Segment Open

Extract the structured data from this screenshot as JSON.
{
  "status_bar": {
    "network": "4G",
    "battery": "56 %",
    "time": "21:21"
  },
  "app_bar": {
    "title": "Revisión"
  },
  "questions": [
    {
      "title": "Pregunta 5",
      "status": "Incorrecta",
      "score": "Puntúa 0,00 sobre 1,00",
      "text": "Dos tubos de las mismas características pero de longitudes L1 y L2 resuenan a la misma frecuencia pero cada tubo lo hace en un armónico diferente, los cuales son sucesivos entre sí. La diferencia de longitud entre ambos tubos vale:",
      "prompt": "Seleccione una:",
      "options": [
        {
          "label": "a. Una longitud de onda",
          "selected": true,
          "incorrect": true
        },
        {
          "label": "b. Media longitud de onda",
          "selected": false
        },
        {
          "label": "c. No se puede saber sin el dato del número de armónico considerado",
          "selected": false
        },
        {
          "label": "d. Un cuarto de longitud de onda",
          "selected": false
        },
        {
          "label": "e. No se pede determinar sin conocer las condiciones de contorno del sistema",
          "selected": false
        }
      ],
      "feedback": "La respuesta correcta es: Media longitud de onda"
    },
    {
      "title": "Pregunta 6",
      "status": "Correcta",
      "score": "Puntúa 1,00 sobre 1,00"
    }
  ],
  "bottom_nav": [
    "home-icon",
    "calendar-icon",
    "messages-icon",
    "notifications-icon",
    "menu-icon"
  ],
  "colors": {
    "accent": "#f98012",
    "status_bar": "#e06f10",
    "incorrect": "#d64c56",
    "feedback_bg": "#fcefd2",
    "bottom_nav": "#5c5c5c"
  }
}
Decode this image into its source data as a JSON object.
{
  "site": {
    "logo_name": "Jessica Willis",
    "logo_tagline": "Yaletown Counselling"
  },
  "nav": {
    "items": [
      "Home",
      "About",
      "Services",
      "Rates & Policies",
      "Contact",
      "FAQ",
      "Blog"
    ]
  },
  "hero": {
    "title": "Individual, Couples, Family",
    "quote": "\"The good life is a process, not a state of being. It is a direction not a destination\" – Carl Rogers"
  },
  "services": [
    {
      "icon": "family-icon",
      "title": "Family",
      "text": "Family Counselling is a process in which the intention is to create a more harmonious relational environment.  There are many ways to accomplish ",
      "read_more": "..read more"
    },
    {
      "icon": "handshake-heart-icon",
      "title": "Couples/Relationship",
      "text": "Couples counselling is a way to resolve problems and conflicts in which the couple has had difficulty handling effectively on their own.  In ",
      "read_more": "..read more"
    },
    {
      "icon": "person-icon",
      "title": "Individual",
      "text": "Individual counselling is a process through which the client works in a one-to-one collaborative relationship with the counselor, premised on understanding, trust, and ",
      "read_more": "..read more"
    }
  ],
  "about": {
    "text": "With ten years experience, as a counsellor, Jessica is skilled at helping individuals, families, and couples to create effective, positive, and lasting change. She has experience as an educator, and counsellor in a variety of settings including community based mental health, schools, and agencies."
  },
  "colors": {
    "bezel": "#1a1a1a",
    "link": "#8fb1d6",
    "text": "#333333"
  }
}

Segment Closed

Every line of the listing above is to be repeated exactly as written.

→ Answer to the exercise:
Extract the structured data from this screenshot as JSON.
{
  "status_bar": {
    "network": "4G",
    "battery": "56 %",
    "time": "21:21"
  },
  "app_bar": {
    "title": "Revisión"
  },
  "questions": [
    {
      "title": "Pregunta 5",
      "status": "Incorrecta",
      "score": "Puntúa 0,00 sobre 1,00",
      "text": "Dos tubos de las mismas características pero de longitudes L1 y L2 resuenan a la misma frecuencia pero cada tubo lo hace en un armónico diferente, los cuales son sucesivos entre sí. La diferencia de longitud entre ambos tubos vale:",
      "prompt": "Seleccione una:",
      "options": [
        {
          "label": "a. Una longitud de onda",
          "selected": true,
          "incorrect": true
        },
        {
          "label": "b. Media longitud de onda",
          "selected": false
        },
        {
          "label": "c. No se puede saber sin el dato del número de armónico considerado",
          "selected": false
        },
        {
          "label": "d. Un cuarto de longitud de onda",
          "selected": false
        },
        {
          "label": "e. No se pede determinar sin conocer las condiciones de contorno del sistema",
          "selected": false
        }
      ],
      "feedback": "La respuesta correcta es: Media longitud de onda"
    },
    {
      "title": "Pregunta 6",
      "status": "Correcta",
      "score": "Puntúa 1,00 sobre 1,00"
    }
  ],
  "bottom_nav": [
    "home-icon",
    "calendar-icon",
    "messages-icon",
    "notifications-icon",
    "menu-icon"
  ],
  "colors": {
    "accent": "#f98012",
    "status_bar": "#e06f10",
    "incorrect": "#d64c56",
    "feedback_bg": "#fcefd2",
    "bottom_nav": "#5c5c5c"
  }
}
Decode this image into its source data as a JSON object.
{
  "site": {
    "logo_name": "Jessica Willis",
    "logo_tagline": "Yaletown Counselling"
  },
  "nav": {
    "items": [
      "Home",
      "About",
      "Services",
      "Rates & Policies",
      "Contact",
      "FAQ",
      "Blog"
    ]
  },
  "hero": {
    "title": "Individual, Couples, Family",
    "quote": "\"The good life is a process, not a state of being. It is a direction not a destination\" – Carl Rogers"
  },
  "services": [
    {
      "icon": "family-icon",
      "title": "Family",
      "text": "Family Counselling is a process in which the intention is to create a more harmonious relational environment.  There are many ways to accomplish ",
      "read_more": "..read more"
    },
    {
      "icon": "handshake-heart-icon",
      "title": "Couples/Relationship",
      "text": "Couples counselling is a way to resolve problems and conflicts in which the couple has had difficulty handling effectively on their own.  In ",
      "read_more": "..read more"
    },
    {
      "icon": "person-icon",
      "title": "Individual",
      "text": "Individual counselling is a process through which the client works in a one-to-one collaborative relationship with the counselor, premised on understanding, trust, and ",
      "read_more": "..read more"
    }
  ],
  "about": {
    "text": "With ten years experience, as a counsellor, Jessica is skilled at helping individuals, families, and couples to create effective, positive, and lasting change. She has experience as an educator, and counsellor in a variety of settings including community based mental health, schools, and agencies."
  },
  "colors": {
    "bezel": "#1a1a1a",
    "link": "#8fb1d6",
    "text": "#333333"
  }
}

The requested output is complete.